• _Dataset excerpts_:
|---|

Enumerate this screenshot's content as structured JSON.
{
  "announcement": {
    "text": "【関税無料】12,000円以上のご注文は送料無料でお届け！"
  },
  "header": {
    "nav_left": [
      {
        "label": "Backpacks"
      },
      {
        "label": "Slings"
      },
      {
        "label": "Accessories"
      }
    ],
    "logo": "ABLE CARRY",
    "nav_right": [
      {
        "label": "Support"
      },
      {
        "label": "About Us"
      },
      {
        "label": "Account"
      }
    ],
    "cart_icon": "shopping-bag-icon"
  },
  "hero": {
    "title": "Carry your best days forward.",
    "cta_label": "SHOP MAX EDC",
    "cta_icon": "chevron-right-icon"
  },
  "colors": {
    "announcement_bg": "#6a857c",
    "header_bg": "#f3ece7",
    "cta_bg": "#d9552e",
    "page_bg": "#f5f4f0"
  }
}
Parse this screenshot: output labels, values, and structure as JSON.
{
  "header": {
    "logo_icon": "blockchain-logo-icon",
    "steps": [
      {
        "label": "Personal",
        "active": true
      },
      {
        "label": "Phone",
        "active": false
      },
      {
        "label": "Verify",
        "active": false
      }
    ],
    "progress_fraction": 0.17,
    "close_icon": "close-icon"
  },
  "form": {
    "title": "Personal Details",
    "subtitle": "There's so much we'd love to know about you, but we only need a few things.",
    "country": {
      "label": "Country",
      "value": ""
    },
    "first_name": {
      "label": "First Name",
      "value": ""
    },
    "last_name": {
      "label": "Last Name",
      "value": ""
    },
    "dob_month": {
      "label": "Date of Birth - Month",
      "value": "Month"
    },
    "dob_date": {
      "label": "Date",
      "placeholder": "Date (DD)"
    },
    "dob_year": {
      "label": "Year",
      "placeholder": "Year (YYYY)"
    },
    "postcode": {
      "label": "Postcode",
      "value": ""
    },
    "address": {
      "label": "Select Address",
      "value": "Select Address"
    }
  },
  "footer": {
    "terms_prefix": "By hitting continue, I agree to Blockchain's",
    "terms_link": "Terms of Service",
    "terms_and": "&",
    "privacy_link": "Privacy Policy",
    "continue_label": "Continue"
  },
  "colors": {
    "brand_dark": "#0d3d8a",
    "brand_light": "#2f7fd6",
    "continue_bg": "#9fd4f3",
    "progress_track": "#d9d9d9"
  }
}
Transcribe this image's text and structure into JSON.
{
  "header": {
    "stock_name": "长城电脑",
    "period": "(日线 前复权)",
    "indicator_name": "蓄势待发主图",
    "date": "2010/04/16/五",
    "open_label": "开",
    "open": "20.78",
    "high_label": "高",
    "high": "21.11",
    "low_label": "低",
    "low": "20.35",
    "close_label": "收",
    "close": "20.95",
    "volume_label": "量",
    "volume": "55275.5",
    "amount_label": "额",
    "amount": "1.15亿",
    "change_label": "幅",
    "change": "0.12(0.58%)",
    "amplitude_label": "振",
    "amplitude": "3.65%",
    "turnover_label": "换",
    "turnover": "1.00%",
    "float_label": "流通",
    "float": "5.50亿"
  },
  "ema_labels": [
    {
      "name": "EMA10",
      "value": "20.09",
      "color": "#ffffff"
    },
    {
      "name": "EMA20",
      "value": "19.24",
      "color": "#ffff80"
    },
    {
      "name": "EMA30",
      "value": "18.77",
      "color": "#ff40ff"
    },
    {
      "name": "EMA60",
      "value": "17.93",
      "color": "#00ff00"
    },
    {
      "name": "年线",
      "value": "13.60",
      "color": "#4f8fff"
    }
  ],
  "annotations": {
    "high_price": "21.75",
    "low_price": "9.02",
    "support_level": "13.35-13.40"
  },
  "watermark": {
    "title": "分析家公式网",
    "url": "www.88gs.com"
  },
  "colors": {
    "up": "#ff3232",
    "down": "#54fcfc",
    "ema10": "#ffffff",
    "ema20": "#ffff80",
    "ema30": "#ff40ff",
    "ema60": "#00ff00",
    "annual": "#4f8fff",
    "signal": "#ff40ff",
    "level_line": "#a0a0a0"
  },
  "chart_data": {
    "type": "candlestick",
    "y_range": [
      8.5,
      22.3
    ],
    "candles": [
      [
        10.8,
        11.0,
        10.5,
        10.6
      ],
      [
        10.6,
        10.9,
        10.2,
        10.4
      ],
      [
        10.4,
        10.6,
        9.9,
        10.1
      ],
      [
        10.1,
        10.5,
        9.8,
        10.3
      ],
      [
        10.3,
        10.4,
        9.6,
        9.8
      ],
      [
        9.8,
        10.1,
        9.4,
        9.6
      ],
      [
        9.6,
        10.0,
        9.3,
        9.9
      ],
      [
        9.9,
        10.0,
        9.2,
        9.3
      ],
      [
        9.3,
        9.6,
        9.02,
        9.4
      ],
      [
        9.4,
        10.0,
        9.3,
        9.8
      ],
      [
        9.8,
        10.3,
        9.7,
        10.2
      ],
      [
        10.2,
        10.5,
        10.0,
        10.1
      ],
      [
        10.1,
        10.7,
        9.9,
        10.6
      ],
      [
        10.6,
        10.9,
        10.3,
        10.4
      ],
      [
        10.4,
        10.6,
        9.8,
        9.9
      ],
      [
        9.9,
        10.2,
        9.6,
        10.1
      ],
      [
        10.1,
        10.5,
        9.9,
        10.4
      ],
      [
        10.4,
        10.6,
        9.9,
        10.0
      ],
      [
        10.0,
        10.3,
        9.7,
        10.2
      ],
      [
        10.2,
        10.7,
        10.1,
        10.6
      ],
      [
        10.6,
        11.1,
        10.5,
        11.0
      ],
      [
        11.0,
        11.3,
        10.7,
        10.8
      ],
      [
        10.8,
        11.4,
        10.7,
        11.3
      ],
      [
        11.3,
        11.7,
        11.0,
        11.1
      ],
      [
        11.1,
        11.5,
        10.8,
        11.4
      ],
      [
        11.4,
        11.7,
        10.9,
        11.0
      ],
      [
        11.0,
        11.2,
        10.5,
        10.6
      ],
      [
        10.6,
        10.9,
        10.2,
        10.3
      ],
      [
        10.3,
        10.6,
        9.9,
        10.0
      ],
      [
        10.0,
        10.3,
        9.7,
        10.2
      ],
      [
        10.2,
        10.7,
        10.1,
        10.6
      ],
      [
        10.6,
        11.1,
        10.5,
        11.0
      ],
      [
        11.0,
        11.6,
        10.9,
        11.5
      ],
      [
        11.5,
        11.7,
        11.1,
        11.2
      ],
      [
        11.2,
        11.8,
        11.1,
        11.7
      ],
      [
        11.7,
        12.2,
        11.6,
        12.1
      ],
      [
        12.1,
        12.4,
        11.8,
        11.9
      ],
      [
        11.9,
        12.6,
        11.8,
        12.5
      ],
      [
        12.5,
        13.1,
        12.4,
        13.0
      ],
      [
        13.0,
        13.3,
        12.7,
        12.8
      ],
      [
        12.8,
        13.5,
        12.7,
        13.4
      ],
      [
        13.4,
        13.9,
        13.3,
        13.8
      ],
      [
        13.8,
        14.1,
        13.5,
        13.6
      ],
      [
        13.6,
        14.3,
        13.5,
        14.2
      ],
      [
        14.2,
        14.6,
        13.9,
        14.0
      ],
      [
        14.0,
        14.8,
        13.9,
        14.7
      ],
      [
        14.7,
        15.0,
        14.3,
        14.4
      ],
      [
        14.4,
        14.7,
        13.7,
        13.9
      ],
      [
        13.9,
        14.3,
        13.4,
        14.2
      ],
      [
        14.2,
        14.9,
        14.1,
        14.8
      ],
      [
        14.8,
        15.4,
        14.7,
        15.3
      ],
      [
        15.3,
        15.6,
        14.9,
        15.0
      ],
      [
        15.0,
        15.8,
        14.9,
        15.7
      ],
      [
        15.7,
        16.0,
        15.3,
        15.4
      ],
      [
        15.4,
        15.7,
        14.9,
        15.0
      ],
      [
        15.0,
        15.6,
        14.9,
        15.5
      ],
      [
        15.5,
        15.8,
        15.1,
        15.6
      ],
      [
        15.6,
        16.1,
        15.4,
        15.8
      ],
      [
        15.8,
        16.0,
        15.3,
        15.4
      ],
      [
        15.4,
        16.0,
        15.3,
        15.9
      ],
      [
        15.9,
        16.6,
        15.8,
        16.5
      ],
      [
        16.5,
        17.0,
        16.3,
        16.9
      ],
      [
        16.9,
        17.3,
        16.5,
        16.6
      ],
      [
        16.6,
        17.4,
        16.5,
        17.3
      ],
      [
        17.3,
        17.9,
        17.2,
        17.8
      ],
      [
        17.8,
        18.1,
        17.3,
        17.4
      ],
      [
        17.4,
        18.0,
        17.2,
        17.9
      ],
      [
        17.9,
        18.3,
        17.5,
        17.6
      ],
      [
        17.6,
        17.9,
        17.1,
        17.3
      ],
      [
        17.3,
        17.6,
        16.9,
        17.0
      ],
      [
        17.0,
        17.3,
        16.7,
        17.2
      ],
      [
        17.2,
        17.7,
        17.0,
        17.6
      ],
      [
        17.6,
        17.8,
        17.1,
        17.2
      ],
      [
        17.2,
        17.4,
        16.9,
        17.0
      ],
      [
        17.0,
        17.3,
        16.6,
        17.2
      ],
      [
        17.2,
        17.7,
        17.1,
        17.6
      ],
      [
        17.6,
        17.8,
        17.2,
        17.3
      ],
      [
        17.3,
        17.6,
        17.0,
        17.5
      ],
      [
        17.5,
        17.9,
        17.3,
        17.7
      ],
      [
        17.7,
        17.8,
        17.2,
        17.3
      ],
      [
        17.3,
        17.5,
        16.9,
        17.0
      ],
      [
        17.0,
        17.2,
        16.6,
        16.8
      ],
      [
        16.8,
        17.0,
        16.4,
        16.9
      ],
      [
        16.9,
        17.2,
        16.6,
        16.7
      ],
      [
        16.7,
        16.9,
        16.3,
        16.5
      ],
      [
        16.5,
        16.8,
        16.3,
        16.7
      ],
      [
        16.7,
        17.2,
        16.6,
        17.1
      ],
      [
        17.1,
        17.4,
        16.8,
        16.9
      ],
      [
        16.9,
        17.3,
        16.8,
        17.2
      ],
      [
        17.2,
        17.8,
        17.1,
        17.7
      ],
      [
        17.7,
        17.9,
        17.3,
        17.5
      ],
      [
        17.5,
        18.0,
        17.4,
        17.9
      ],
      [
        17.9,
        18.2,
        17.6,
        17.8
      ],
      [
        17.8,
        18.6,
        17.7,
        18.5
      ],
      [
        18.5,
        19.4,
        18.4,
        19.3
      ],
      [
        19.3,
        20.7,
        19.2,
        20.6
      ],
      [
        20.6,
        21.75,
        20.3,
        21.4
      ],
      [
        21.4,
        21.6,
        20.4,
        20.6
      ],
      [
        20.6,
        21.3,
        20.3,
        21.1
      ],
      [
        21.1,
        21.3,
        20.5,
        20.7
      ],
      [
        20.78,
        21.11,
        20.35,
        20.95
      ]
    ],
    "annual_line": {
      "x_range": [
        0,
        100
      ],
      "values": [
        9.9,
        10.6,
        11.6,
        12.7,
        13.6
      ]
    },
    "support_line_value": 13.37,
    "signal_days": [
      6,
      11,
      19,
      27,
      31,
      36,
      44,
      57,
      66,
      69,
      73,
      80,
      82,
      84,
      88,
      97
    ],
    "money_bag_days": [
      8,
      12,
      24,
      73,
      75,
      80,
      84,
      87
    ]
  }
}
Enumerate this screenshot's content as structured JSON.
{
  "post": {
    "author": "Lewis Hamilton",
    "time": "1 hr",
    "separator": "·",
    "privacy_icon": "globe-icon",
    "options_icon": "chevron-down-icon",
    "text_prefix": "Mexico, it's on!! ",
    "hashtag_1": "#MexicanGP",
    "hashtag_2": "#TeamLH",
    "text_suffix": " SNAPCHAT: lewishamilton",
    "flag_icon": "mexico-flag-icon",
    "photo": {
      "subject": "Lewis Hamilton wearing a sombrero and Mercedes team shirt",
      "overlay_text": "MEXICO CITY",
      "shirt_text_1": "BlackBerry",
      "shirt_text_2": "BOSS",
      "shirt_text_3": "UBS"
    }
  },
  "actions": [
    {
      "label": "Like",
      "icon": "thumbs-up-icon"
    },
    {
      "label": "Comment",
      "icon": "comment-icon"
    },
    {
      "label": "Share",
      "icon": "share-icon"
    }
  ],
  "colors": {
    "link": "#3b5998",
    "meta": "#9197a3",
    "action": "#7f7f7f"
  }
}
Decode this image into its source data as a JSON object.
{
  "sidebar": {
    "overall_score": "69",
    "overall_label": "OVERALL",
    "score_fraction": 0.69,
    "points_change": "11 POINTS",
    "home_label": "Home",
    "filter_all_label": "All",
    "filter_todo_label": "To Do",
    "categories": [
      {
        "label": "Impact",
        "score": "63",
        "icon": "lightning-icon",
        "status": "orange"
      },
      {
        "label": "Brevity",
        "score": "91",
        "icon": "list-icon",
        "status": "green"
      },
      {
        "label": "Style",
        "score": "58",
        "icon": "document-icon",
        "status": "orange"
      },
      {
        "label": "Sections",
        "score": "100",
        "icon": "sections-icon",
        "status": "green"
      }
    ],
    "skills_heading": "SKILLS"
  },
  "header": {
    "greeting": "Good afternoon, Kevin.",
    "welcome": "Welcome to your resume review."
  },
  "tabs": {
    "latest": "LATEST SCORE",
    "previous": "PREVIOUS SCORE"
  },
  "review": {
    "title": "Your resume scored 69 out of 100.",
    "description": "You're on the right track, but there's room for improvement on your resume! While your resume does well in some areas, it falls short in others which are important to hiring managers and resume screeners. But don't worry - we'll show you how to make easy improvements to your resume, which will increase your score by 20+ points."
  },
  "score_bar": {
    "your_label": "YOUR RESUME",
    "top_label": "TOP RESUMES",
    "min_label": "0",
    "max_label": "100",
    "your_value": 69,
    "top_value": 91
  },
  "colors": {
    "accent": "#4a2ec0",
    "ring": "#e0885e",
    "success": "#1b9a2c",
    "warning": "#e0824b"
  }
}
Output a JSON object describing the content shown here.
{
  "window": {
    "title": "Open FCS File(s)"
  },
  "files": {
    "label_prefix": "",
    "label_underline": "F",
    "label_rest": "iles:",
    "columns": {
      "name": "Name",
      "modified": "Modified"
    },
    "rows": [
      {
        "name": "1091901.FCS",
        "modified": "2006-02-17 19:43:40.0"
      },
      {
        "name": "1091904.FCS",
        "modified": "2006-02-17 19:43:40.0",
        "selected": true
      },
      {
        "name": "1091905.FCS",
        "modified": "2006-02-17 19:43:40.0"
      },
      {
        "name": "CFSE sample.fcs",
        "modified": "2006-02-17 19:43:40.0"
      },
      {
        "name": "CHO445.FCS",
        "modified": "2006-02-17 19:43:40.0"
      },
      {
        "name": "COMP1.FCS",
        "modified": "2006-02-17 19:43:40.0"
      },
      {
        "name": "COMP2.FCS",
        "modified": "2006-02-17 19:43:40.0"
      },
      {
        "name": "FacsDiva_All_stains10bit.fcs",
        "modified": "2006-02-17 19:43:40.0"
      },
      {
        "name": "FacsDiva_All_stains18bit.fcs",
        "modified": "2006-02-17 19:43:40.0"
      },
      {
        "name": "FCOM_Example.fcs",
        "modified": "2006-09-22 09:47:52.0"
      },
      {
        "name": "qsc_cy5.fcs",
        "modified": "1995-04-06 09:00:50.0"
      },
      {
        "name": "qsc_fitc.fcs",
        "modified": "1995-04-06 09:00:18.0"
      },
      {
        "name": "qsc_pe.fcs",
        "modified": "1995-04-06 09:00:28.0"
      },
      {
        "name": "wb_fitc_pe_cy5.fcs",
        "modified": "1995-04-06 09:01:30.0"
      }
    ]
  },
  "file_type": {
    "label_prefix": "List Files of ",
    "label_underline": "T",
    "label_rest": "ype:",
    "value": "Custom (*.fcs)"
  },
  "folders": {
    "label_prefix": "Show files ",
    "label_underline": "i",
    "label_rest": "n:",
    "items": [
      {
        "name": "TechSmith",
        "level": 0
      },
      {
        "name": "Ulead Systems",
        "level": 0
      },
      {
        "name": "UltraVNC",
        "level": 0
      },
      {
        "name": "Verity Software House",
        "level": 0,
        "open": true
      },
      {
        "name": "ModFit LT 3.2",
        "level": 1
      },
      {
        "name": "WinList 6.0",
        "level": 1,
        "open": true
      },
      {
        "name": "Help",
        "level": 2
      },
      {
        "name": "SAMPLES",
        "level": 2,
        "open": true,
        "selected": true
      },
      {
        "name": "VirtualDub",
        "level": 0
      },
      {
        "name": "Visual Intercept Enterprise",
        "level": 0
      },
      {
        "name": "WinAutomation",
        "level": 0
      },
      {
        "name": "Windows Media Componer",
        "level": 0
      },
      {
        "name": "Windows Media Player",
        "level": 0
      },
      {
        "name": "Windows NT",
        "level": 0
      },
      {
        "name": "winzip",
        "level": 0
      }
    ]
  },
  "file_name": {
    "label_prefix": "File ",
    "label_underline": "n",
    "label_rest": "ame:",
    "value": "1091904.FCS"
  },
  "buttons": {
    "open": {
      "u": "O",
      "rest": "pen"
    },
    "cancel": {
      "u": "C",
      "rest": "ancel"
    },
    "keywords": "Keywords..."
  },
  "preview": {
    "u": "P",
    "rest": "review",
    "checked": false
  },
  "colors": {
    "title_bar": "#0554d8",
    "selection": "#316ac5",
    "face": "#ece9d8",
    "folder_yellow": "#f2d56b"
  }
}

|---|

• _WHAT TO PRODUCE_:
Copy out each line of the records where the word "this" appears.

• _RESPONSE_:
Enumerate this screenshot's content as structured JSON.
Parse this screenshot: output labels, values, and structure as JSON.
Transcribe this image's text and structure into JSON.
Enumerate this screenshot's content as structured JSON.
Decode this image into its source data as a JSON object.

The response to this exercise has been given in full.